**What is being asked:** What follows is data; output all of it exactly as given.

**Source material:**
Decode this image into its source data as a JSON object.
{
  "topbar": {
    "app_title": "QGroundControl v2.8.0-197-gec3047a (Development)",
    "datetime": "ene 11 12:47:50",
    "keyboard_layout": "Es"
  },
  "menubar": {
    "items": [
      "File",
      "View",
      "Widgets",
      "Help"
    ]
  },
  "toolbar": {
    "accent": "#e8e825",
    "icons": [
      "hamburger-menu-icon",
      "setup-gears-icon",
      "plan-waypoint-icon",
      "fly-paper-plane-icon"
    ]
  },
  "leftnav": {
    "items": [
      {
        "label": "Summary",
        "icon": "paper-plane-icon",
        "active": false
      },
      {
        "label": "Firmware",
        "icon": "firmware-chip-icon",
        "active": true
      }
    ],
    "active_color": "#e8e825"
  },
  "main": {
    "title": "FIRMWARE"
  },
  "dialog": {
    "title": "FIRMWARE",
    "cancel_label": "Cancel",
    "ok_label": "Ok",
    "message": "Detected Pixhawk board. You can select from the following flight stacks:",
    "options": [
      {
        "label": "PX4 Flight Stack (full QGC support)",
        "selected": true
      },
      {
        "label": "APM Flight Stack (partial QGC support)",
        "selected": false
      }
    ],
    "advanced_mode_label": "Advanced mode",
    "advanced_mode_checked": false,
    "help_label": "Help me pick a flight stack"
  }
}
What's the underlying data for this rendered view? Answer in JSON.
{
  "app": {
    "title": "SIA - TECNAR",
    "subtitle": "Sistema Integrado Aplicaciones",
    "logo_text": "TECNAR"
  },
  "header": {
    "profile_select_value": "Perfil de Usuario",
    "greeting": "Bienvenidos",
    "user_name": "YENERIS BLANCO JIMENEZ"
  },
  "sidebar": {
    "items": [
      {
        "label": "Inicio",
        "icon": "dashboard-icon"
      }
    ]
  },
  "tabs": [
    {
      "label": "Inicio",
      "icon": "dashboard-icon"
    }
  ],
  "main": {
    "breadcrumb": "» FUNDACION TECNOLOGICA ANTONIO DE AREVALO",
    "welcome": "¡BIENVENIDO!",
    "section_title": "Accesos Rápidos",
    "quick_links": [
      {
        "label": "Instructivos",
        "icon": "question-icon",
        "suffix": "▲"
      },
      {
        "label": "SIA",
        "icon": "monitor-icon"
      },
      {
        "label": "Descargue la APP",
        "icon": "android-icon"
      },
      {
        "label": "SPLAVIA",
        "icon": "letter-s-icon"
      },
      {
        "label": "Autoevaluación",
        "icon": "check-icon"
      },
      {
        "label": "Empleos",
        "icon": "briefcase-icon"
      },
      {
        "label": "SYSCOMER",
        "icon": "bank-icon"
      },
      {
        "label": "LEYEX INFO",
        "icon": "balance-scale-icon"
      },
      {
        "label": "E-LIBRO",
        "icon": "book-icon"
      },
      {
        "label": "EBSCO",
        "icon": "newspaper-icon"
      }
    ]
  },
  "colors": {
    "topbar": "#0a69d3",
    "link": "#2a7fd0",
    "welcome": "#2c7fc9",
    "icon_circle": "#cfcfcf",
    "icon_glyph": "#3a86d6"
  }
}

**Task solution:**
Decode this image into its source data as a JSON object.
{
  "topbar": {
    "app_title": "QGroundControl v2.8.0-197-gec3047a (Development)",
    "datetime": "ene 11 12:47:50",
    "keyboard_layout": "Es"
  },
  "menubar": {
    "items": [
      "File",
      "View",
      "Widgets",
      "Help"
    ]
  },
  "toolbar": {
    "accent": "#e8e825",
    "icons": [
      "hamburger-menu-icon",
      "setup-gears-icon",
      "plan-waypoint-icon",
      "fly-paper-plane-icon"
    ]
  },
  "leftnav": {
    "items": [
      {
        "label": "Summary",
        "icon": "paper-plane-icon",
        "active": false
      },
      {
        "label": "Firmware",
        "icon": "firmware-chip-icon",
        "active": true
      }
    ],
    "active_color": "#e8e825"
  },
  "main": {
    "title": "FIRMWARE"
  },
  "dialog": {
    "title": "FIRMWARE",
    "cancel_label": "Cancel",
    "ok_label": "Ok",
    "message": "Detected Pixhawk board. You can select from the following flight stacks:",
    "options": [
      {
        "label": "PX4 Flight Stack (full QGC support)",
        "selected": true
      },
      {
        "label": "APM Flight Stack (partial QGC support)",
        "selected": false
      }
    ],
    "advanced_mode_label": "Advanced mode",
    "advanced_mode_checked": false,
    "help_label": "Help me pick a flight stack"
  }
}
What's the underlying data for this rendered view? Answer in JSON.
{
  "app": {
    "title": "SIA - TECNAR",
    "subtitle": "Sistema Integrado Aplicaciones",
    "logo_text": "TECNAR"
  },
  "header": {
    "profile_select_value": "Perfil de Usuario",
    "greeting": "Bienvenidos",
    "user_name": "YENERIS BLANCO JIMENEZ"
  },
  "sidebar": {
    "items": [
      {
        "label": "Inicio",
        "icon": "dashboard-icon"
      }
    ]
  },
  "tabs": [
    {
      "label": "Inicio",
      "icon": "dashboard-icon"
    }
  ],
  "main": {
    "breadcrumb": "» FUNDACION TECNOLOGICA ANTONIO DE AREVALO",
    "welcome": "¡BIENVENIDO!",
    "section_title": "Accesos Rápidos",
    "quick_links": [
      {
        "label": "Instructivos",
        "icon": "question-icon",
        "suffix": "▲"
      },
      {
        "label": "SIA",
        "icon": "monitor-icon"
      },
      {
        "label": "Descargue la APP",
        "icon": "android-icon"
      },
      {
        "label": "SPLAVIA",
        "icon": "letter-s-icon"
      },
      {
        "label": "Autoevaluación",
        "icon": "check-icon"
      },
      {
        "label": "Empleos",
        "icon": "briefcase-icon"
      },
      {
        "label": "SYSCOMER",
        "icon": "bank-icon"
      },
      {
        "label": "LEYEX INFO",
        "icon": "balance-scale-icon"
      },
      {
        "label": "E-LIBRO",
        "icon": "book-icon"
      },
      {
        "label": "EBSCO",
        "icon": "newspaper-icon"
      }
    ]
  },
  "colors": {
    "topbar": "#0a69d3",
    "link": "#2a7fd0",
    "welcome": "#2c7fc9",
    "icon_circle": "#cfcfcf",
    "icon_glyph": "#3a86d6"
  }
}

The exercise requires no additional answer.